This system has inspired the creation of similar inspection capabilities at spacecraft manufacturers. The MPVS is currently being used to support a NASA-led anomaly investigation chaired by the NESC and had completed more than 50 COPV or liner inspections for that investigation as of 2017, and scans are continuing into 2018.

Future Work

The system has advanced significantly in the past couple of years and additional assessments characterizing the capabilities of the MPVS are currently underway. These include through-wall detection of exterior liner cracks from the inside and detection of cracks in liner domes. The through-wall capability, applied from the inside, is deemed especially important to allow inspection of any crack growth during proof pressure and autofrettage, which has been a serious concern for years. The NESC is also supporting the fabrication of a half-dozen more COPV liners for NDE physical reference standards that will be required for the evaluation of MPVS capabilities, which will be shared throughout the NASA and spacecraft manufacturing communities.

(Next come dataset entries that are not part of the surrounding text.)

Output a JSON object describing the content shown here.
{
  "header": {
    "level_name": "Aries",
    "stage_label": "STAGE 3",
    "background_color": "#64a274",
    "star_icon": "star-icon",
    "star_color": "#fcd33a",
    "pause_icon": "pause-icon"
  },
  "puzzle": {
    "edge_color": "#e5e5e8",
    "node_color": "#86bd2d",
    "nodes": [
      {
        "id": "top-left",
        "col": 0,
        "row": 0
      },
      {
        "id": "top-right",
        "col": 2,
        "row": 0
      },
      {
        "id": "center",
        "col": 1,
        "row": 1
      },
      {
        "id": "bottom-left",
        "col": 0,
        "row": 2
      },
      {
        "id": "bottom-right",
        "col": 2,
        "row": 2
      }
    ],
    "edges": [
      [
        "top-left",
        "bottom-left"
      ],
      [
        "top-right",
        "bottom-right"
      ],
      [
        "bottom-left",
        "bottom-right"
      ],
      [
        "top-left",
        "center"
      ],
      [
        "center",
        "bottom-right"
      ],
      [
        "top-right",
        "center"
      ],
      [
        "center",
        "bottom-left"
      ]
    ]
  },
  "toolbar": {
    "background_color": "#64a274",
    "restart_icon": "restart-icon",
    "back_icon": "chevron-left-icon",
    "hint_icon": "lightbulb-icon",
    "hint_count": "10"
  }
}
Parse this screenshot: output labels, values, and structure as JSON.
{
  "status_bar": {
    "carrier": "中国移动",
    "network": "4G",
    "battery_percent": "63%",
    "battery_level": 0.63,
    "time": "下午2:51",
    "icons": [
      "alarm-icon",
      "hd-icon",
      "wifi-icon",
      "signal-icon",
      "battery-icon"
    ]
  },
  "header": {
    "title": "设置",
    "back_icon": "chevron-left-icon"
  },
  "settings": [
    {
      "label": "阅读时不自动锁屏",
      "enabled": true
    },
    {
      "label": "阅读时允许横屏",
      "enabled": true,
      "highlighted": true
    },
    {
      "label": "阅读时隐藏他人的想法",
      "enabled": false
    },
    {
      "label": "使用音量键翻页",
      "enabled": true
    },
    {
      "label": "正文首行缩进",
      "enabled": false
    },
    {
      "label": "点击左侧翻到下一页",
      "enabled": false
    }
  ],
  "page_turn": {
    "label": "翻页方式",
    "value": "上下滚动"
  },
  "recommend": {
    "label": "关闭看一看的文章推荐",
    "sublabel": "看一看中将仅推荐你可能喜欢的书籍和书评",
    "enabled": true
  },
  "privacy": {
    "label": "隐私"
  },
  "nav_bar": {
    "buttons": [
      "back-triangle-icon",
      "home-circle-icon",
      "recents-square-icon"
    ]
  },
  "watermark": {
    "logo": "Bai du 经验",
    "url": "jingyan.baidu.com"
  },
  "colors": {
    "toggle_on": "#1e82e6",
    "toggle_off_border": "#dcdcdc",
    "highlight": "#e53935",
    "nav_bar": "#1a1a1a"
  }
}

A variety of system improvements geared toward improving system accuracy are also being performed. New probes being developed in Fiscal Year 2018 include an improved liner sidewall thickness measurement probe and an array-type flaw detection probe that will improve inspection turnaround, a feature suggested by manufacturers with high throughput requirements. Future work requested by the NASA COPV community include enlargement of the MPVS in preparation for inspecting COPVs larger than 310 liters and ultrasonic sensing capabilities.

For guidance on developing a COPV inspection system or more information on the MPVS, contact Charles Nichols, White Sands, or William Prosser, NESC.